- Required action -
Which lines in the data below contain the string "Activity"? Show each one.

- Records provided -
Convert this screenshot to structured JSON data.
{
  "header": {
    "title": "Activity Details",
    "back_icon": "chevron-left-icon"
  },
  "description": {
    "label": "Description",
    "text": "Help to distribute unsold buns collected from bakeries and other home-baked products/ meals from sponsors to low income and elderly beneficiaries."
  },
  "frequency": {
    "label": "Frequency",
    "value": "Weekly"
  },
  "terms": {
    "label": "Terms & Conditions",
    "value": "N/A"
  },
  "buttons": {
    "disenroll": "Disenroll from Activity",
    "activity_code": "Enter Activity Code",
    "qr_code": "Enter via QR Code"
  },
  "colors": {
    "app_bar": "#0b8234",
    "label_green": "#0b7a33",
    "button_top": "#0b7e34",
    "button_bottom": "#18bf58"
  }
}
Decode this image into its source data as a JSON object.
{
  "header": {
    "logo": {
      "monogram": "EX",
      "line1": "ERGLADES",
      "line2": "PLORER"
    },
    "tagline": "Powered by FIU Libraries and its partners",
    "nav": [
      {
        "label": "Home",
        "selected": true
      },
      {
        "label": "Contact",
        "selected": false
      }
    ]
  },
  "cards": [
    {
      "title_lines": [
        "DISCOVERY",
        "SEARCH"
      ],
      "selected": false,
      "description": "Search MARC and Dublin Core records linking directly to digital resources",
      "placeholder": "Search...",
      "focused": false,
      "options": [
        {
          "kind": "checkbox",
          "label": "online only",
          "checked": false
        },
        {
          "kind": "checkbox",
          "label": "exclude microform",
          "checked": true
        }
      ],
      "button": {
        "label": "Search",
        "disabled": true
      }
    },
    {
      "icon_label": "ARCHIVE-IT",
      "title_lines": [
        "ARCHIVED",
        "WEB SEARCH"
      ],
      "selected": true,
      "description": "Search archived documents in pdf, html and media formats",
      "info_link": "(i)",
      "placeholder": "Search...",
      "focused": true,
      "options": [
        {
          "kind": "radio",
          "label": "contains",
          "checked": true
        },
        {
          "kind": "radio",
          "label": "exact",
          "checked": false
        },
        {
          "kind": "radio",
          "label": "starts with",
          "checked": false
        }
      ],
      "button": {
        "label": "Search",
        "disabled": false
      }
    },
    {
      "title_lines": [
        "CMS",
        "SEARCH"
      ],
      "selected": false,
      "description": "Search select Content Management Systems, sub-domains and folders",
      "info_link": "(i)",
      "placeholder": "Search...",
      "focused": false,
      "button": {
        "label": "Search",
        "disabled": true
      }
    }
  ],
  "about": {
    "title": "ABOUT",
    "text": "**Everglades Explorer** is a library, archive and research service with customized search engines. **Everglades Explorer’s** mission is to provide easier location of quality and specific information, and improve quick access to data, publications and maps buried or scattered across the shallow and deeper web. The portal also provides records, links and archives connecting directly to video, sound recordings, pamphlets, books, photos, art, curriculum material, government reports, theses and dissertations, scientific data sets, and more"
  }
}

- Result -
    "title": "Activity Details",
    "disenroll": "Disenroll from Activity",
    "activity_code": "Enter Activity Code",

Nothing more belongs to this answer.